* WHAT IS EXPECTED *
Pull out every line with the word "Church" from the entries below.

=== Begin Enclosure ===

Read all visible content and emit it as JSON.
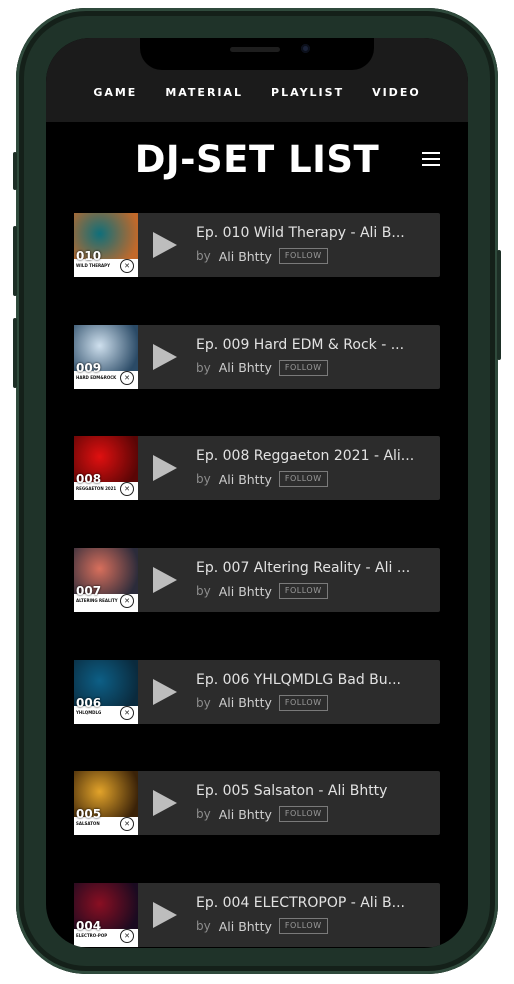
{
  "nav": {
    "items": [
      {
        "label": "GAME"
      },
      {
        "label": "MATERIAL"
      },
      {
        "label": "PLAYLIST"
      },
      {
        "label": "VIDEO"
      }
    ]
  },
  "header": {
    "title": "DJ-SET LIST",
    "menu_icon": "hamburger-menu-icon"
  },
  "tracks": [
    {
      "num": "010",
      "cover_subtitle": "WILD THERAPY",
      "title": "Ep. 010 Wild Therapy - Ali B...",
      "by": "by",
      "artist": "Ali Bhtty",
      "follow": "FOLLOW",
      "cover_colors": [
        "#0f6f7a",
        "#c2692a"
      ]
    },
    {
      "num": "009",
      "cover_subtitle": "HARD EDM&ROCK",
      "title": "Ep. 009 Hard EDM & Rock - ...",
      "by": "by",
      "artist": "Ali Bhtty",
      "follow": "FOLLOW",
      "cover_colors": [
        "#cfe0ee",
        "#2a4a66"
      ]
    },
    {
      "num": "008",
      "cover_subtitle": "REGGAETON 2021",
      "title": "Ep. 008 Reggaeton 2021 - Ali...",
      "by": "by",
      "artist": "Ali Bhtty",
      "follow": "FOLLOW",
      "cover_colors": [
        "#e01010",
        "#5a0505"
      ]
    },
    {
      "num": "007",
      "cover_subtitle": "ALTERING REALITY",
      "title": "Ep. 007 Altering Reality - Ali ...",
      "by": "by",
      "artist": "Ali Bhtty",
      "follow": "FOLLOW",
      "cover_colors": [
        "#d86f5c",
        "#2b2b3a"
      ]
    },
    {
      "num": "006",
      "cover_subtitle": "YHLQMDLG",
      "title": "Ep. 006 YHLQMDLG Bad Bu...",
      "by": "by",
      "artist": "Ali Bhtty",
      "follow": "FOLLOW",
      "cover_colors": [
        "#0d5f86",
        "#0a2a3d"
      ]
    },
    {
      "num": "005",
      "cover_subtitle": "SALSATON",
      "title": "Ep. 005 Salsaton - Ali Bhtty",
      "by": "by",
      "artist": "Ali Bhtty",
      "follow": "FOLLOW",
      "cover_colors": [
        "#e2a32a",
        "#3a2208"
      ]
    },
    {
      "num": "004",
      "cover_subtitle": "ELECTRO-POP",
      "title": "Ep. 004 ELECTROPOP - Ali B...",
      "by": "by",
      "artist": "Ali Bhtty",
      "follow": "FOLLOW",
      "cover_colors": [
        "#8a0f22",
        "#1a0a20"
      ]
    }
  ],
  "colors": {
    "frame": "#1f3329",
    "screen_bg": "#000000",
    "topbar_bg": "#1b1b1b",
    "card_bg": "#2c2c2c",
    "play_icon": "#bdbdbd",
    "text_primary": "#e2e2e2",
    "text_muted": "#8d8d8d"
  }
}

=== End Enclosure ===
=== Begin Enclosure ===

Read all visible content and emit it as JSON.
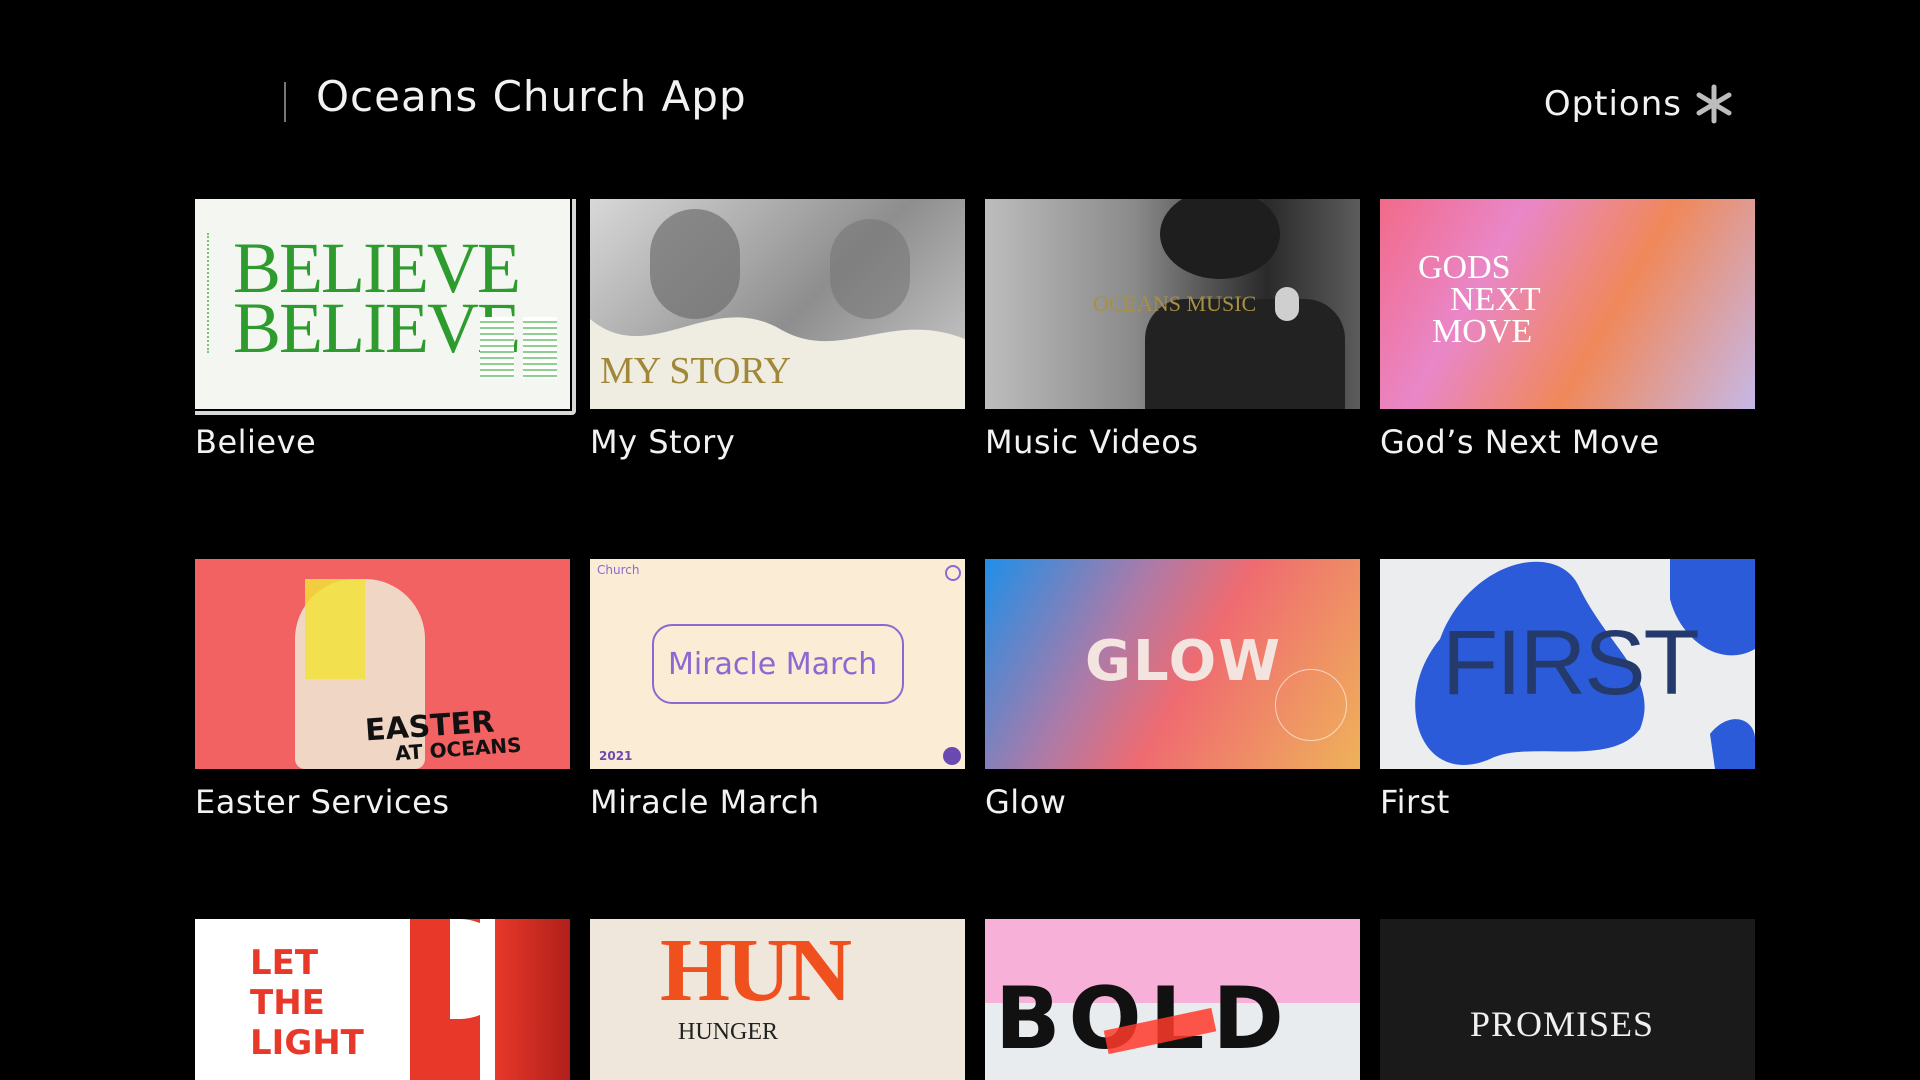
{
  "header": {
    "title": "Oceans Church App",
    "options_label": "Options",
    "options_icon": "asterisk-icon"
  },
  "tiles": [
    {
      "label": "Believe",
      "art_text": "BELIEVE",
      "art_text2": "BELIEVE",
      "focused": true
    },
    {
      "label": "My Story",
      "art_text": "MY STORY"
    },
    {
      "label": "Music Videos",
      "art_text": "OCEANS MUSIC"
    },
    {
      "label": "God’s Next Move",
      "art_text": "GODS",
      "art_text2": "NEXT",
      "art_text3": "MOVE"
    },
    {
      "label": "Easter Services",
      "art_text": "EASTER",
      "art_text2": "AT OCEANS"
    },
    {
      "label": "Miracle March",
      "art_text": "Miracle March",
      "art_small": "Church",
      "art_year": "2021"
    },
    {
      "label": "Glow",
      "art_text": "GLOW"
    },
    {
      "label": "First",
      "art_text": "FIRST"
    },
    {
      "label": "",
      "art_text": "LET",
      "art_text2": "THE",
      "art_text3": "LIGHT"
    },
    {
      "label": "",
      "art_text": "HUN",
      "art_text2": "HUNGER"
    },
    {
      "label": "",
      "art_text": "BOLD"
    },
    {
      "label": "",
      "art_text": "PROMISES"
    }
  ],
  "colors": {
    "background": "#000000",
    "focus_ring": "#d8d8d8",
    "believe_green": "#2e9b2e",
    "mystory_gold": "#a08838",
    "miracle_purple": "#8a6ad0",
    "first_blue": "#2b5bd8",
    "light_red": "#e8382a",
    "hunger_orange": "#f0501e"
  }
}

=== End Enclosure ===

* THE ANSWER *
    "title": "Oceans Church App",
      "art_small": "Church",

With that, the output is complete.